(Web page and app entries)
--- START ---

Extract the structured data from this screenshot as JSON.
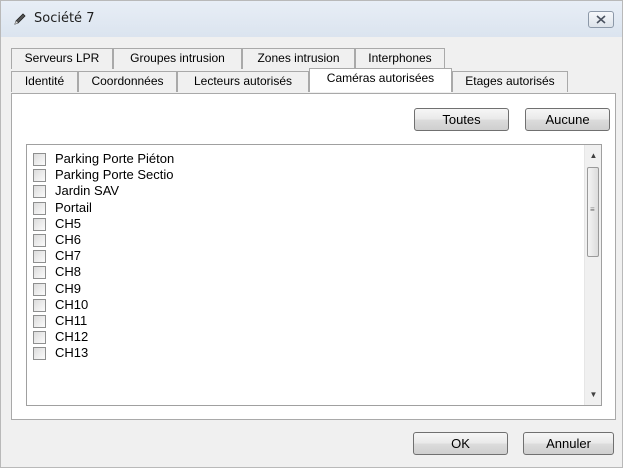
{
  "window": {
    "title": "Société 7"
  },
  "tabs_row1": [
    {
      "label": "Serveurs LPR"
    },
    {
      "label": "Groupes intrusion"
    },
    {
      "label": "Zones intrusion"
    },
    {
      "label": "Interphones"
    }
  ],
  "tabs_row2": [
    {
      "label": "Identité"
    },
    {
      "label": "Coordonnées"
    },
    {
      "label": "Lecteurs autorisés"
    },
    {
      "label": "Caméras autorisées",
      "active": true
    },
    {
      "label": "Etages autorisés"
    }
  ],
  "panel": {
    "all_label": "Toutes",
    "none_label": "Aucune",
    "cameras": [
      {
        "label": "Parking Porte Piéton",
        "checked": false
      },
      {
        "label": "Parking Porte Sectio",
        "checked": false
      },
      {
        "label": "Jardin SAV",
        "checked": false
      },
      {
        "label": "Portail",
        "checked": false
      },
      {
        "label": "CH5",
        "checked": false
      },
      {
        "label": "CH6",
        "checked": false
      },
      {
        "label": "CH7",
        "checked": false
      },
      {
        "label": "CH8",
        "checked": false
      },
      {
        "label": "CH9",
        "checked": false
      },
      {
        "label": "CH10",
        "checked": false
      },
      {
        "label": "CH11",
        "checked": false
      },
      {
        "label": "CH12",
        "checked": false
      },
      {
        "label": "CH13",
        "checked": false
      }
    ]
  },
  "footer": {
    "ok_label": "OK",
    "cancel_label": "Annuler"
  }
}
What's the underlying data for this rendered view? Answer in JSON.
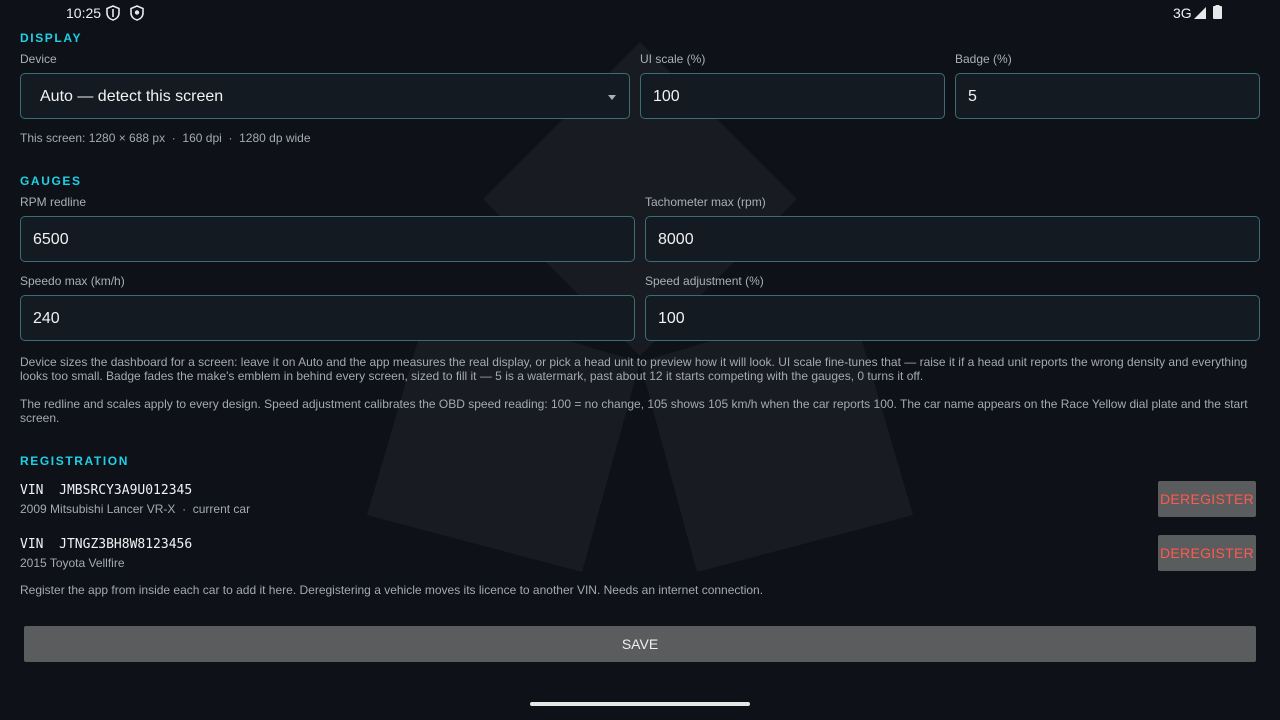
{
  "status_bar": {
    "time": "10:25",
    "network": "3G",
    "icons": [
      "shield-icon",
      "vpn-icon",
      "signal-icon",
      "battery-icon"
    ]
  },
  "display": {
    "title": "DISPLAY",
    "device_label": "Device",
    "device_value": "Auto — detect this screen",
    "ui_scale_label": "UI scale (%)",
    "ui_scale_value": "100",
    "badge_label": "Badge (%)",
    "badge_value": "5",
    "screen_info": "This screen: 1280 × 688 px  ·  160 dpi  ·  1280 dp wide"
  },
  "gauges": {
    "title": "GAUGES",
    "rpm_redline_label": "RPM redline",
    "rpm_redline_value": "6500",
    "tach_max_label": "Tachometer max (rpm)",
    "tach_max_value": "8000",
    "speedo_max_label": "Speedo max (km/h)",
    "speedo_max_value": "240",
    "speed_adj_label": "Speed adjustment (%)",
    "speed_adj_value": "100",
    "desc_1": "Device sizes the dashboard for a screen: leave it on Auto and the app measures the real display, or pick a head unit to preview how it will look. UI scale fine-tunes that — raise it if a head unit reports the wrong density and everything looks too small. Badge fades the make's emblem in behind every screen, sized to fill it — 5 is a watermark, past about 12 it starts competing with the gauges, 0 turns it off.",
    "desc_2": "The redline and scales apply to every design. Speed adjustment calibrates the OBD speed reading: 100 = no change, 105 shows 105 km/h when the car reports 100. The car name appears on the Race Yellow dial plate and the start screen."
  },
  "registration": {
    "title": "REGISTRATION",
    "vehicles": [
      {
        "vin": "VIN  JMBSRCY3A9U012345",
        "subtitle": "2009 Mitsubishi Lancer VR-X  ·  current car",
        "button": "DEREGISTER"
      },
      {
        "vin": "VIN  JTNGZ3BH8W8123456",
        "subtitle": "2015 Toyota Vellfire",
        "button": "DEREGISTER"
      }
    ],
    "note": "Register the app from inside each car to add it here. Deregistering a vehicle moves its licence to another VIN. Needs an internet connection."
  },
  "save_label": "SAVE",
  "colors": {
    "background": "#0e1117",
    "accent": "#1ed1e6",
    "field_border": "#3a6e74",
    "danger": "#ff5a4e",
    "button": "#5b5c5e"
  }
}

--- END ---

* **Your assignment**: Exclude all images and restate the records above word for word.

* **Answer section**:
Extract the structured data from this screenshot as JSON.
{
  "window": {
    "title": "Société 7"
  },
  "tabs_row1": [
    {
      "label": "Serveurs LPR"
    },
    {
      "label": "Groupes intrusion"
    },
    {
      "label": "Zones intrusion"
    },
    {
      "label": "Interphones"
    }
  ],
  "tabs_row2": [
    {
      "label": "Identité"
    },
    {
      "label": "Coordonnées"
    },
    {
      "label": "Lecteurs autorisés"
    },
    {
      "label": "Caméras autorisées",
      "active": true
    },
    {
      "label": "Etages autorisés"
    }
  ],
  "panel": {
    "all_label": "Toutes",
    "none_label": "Aucune",
    "cameras": [
      {
        "label": "Parking Porte Piéton",
        "checked": false
      },
      {
        "label": "Parking Porte Sectio",
        "checked": false
      },
      {
        "label": "Jardin SAV",
        "checked": false
      },
      {
        "label": "Portail",
        "checked": false
      },
      {
        "label": "CH5",
        "checked": false
      },
      {
        "label": "CH6",
        "checked": false
      },
      {
        "label": "CH7",
        "checked": false
      },
      {
        "label": "CH8",
        "checked": false
      },
      {
        "label": "CH9",
        "checked": false
      },
      {
        "label": "CH10",
        "checked": false
      },
      {
        "label": "CH11",
        "checked": false
      },
      {
        "label": "CH12",
        "checked": false
      },
      {
        "label": "CH13",
        "checked": false
      }
    ]
  },
  "footer": {
    "ok_label": "OK",
    "cancel_label": "Annuler"
  }
}
What's the underlying data for this rendered view? Answer in JSON.
{
  "status_bar": {
    "time": "10:25",
    "network": "3G",
    "icons": [
      "shield-icon",
      "vpn-icon",
      "signal-icon",
      "battery-icon"
    ]
  },
  "display": {
    "title": "DISPLAY",
    "device_label": "Device",
    "device_value": "Auto — detect this screen",
    "ui_scale_label": "UI scale (%)",
    "ui_scale_value": "100",
    "badge_label": "Badge (%)",
    "badge_value": "5",
    "screen_info": "This screen: 1280 × 688 px  ·  160 dpi  ·  1280 dp wide"
  },
  "gauges": {
    "title": "GAUGES",
    "rpm_redline_label": "RPM redline",
    "rpm_redline_value": "6500",
    "tach_max_label": "Tachometer max (rpm)",
    "tach_max_value": "8000",
    "speedo_max_label": "Speedo max (km/h)",
    "speedo_max_value": "240",
    "speed_adj_label": "Speed adjustment (%)",
    "speed_adj_value": "100",
    "desc_1": "Device sizes the dashboard for a screen: leave it on Auto and the app measures the real display, or pick a head unit to preview how it will look. UI scale fine-tunes that — raise it if a head unit reports the wrong density and everything looks too small. Badge fades the make's emblem in behind every screen, sized to fill it — 5 is a watermark, past about 12 it starts competing with the gauges, 0 turns it off.",
    "desc_2": "The redline and scales apply to every design. Speed adjustment calibrates the OBD speed reading: 100 = no change, 105 shows 105 km/h when the car reports 100. The car name appears on the Race Yellow dial plate and the start screen."
  },
  "registration": {
    "title": "REGISTRATION",
    "vehicles": [
      {
        "vin": "VIN  JMBSRCY3A9U012345",
        "subtitle": "2009 Mitsubishi Lancer VR-X  ·  current car",
        "button": "DEREGISTER"
      },
      {
        "vin": "VIN  JTNGZ3BH8W8123456",
        "subtitle": "2015 Toyota Vellfire",
        "button": "DEREGISTER"
      }
    ],
    "note": "Register the app from inside each car to add it here. Deregistering a vehicle moves its licence to another VIN. Needs an internet connection."
  },
  "save_label": "SAVE",
  "colors": {
    "background": "#0e1117",
    "accent": "#1ed1e6",
    "field_border": "#3a6e74",
    "danger": "#ff5a4e",
    "button": "#5b5c5e"
  }
}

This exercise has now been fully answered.